I also usually draw So You Write‘s outlines at home with a reference and do the inking and coloring at my Drink and Draw club, while Negative One I usually draw at home while on the phone with a friend.
You’re also a prose writer and you’ve written fiction and nonfiction. What’s the relationship for you between comics and prose?
So You Write is creative nonfiction, so it’s sort of the comics version of an article for me. If, for instance, I wanted to write an article about publishing misconceptions, I’d outline the misconceptions, explain where they probably come from, and then counter them and give appropriate information. But if I want to cover a publishing misconception in a comic, I have to exaggerate the misconception and make it super ridiculous as shorthand for identifying it as a misconception, and translate the advice I’d otherwise give into my comic character acting as a voice of reason (and getting ignored, of course). Example: I could write an article about why it’s unrealistic to expect a single book publishing contract to automatically pay all your bills and pave the way for the rest of your life. Or I could write a comic where an ignorant character asks me when I’m quitting my job because I’m published and am surely super rich now, with the last frame just a closeup of my unhinged laughter. You can say the same things, but I think comics will give less specific information and make more of a memorable impact, especially considering the humor factor and the ease of sharing.
When it comes to Negative One, though, it’s a lot more like novel writing because its style is so atypical for comics. Each issue is a mini scene of a novel with the dialogue pasted into talk bubbles and the POV narrator’s thoughts and perceptions in asides and narrative panels. If I were writing a novel, it would just be the text with no pictures, stage direction and description added, and probably a similar level of reflection and perception. The other big difference for me is that some comic issues are somewhat self-contained while others lead into each other over weeks or months. Because I switch perspectives in the comic in a way I don’t in novels, I tend to put a little bow on each issue’s happenings, tying up the character’s thoughts or finding a way to fade out of their perspective so the next character can pick it up. When I have long scenes in a novel, there are very few similar transitions.
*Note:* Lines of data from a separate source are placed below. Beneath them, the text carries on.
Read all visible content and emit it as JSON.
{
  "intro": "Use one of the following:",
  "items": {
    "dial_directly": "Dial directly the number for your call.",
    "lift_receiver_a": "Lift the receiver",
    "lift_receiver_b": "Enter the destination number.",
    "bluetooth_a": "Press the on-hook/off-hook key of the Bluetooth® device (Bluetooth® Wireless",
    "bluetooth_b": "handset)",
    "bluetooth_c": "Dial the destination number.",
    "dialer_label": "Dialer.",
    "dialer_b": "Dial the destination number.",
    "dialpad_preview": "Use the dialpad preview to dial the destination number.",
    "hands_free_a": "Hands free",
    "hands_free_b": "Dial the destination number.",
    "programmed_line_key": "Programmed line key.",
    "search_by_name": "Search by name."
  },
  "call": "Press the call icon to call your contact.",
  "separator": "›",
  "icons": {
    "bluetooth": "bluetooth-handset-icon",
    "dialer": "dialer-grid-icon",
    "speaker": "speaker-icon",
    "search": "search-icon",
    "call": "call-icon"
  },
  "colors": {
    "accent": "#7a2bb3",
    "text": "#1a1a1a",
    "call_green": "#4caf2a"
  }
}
I think some stories lend themselves to certain formats more than others, but at the same time, it’s at least POSSIBLE to use almost any medium to say what you want to say, and it just depends on what you enjoy and what skills you feel comfortable using to carry your messages.